Relevance to humans
The risk of being stung
The bright colours and patterns of cone snails are attractive to the eye, and therefore people sometimes pick up the live animals and hold them in their hand for a while. This is not a safe thing to do, because the snail may fire its harpoon in self-defense.
The "sting" of many of the smaller cone species is no worse than that of a bee or hornet sting, but in the case of a few of the larger tropical species, handling the snail can have tragic consequences. About 30 human deaths have been recorded from cone snail envenomation.
One species, the Geography cone, Conus geographus, is also known colloquially as the "cigarette snail," in the belief that the victim will have only enough time to smoke a cigarette before perishing. Especially in the case of these larger species of cone snail, the harpoon can penetrate gloves and even wetsuits.
Symptoms of a cone snail sting include intense pain, swelling, numbness and tingling. Symptoms can start immediately or can be delayed in onset for days. Severe cases involve muscle paralysis, changes in vision and respiratory failure that can lead to death. There is no antivenom, and treatment involves providing life support until the venom is metabolised by the victim.
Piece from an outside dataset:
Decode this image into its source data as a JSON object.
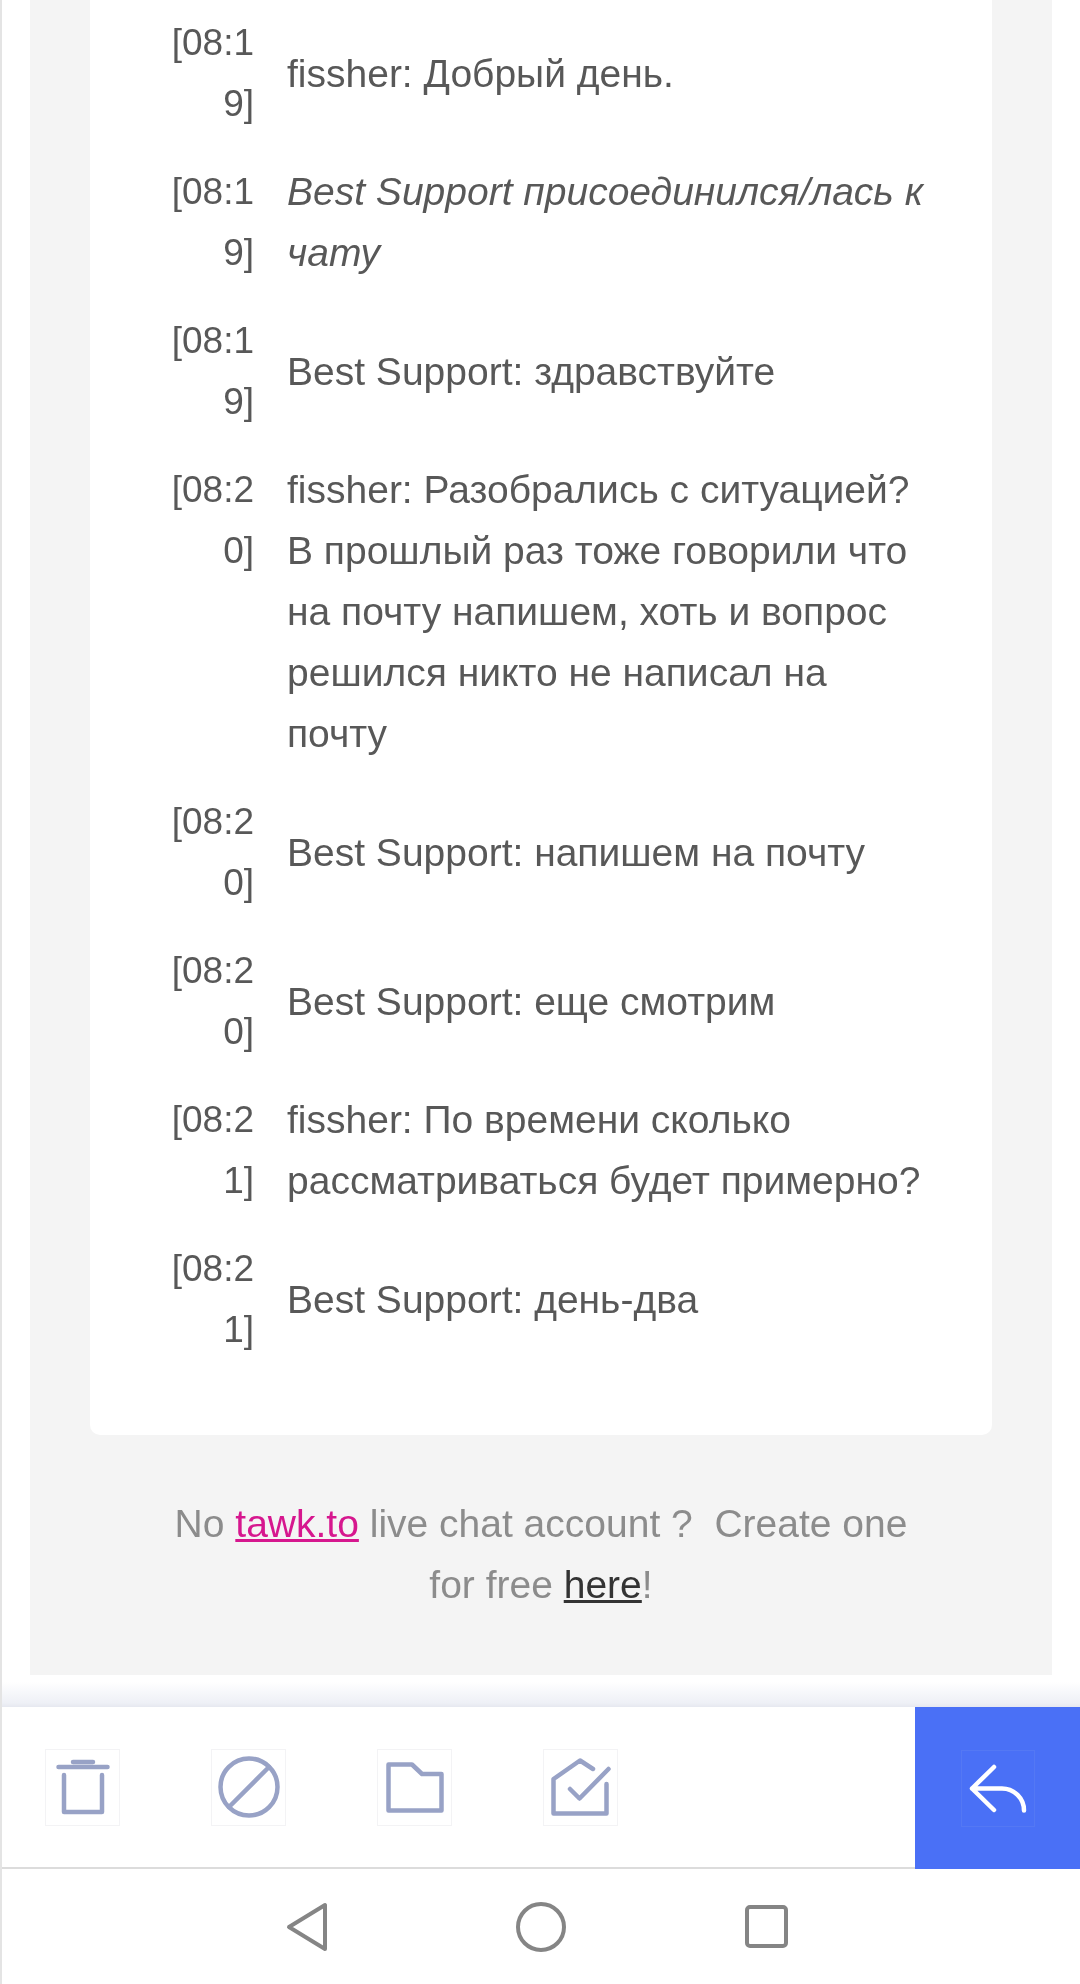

Medical use of the venom
The venom of some cone snails, such as the Magician cone, Conus magus, shows much promise for providing a non-addictive pain reliever 1000 times as powerful as, and possibly a replacement for, morphine. Many peptides produced by the cone snails show prospects for being potent pharmaceuticals, such as AVC1, isolated from the Australian species, the Queen Victoria cone, Conus victoriae. This has proved very effective in treating post-surgical and neuropathic pain, even accelerating recovery from nerve injury. The first painkiller Ziconotide derived from cone snail toxins was approved by the U.S. Food and Drug Administration in December 2004 under the name "Prialt". Other drugs are in clinical and preclinical trials, such as compounds of the toxin that may be used in the treatment of Alzheimer's disease, Parkinson's disease, and epilepsy.
Conus gloriamaris, the Glory of the Seas cone, was in earlier centuries one of the most famous and sought-after seashells, with only a few specimens in private collections. This apparent rarity meant that shells of this species fetched very high prices, until finally the habitat for this cone was discovered, and sizable populations were located, bringing the price down dramatically. 
Naturally-occurring, beachworn, cone shell "tops" (the broken-off spire of the shell, which often has a hole worn at the tip) can function as beads without any further modification. In Hawaii these natural beads were traditionally collected from the beach drift in order to make puka shell jewelry.
Because it is hard to find enough of these naturally occurring cone tops, almost all modern puka shell jewelry uses cheaper imitations, cut from thin shells of other species of mollusk, or even made of plastic.
|This article is licensed under the GNU Free Documentation License. It uses material from the Wikipedia article "Cone_snail". A list of authors is available in Wikipedia.|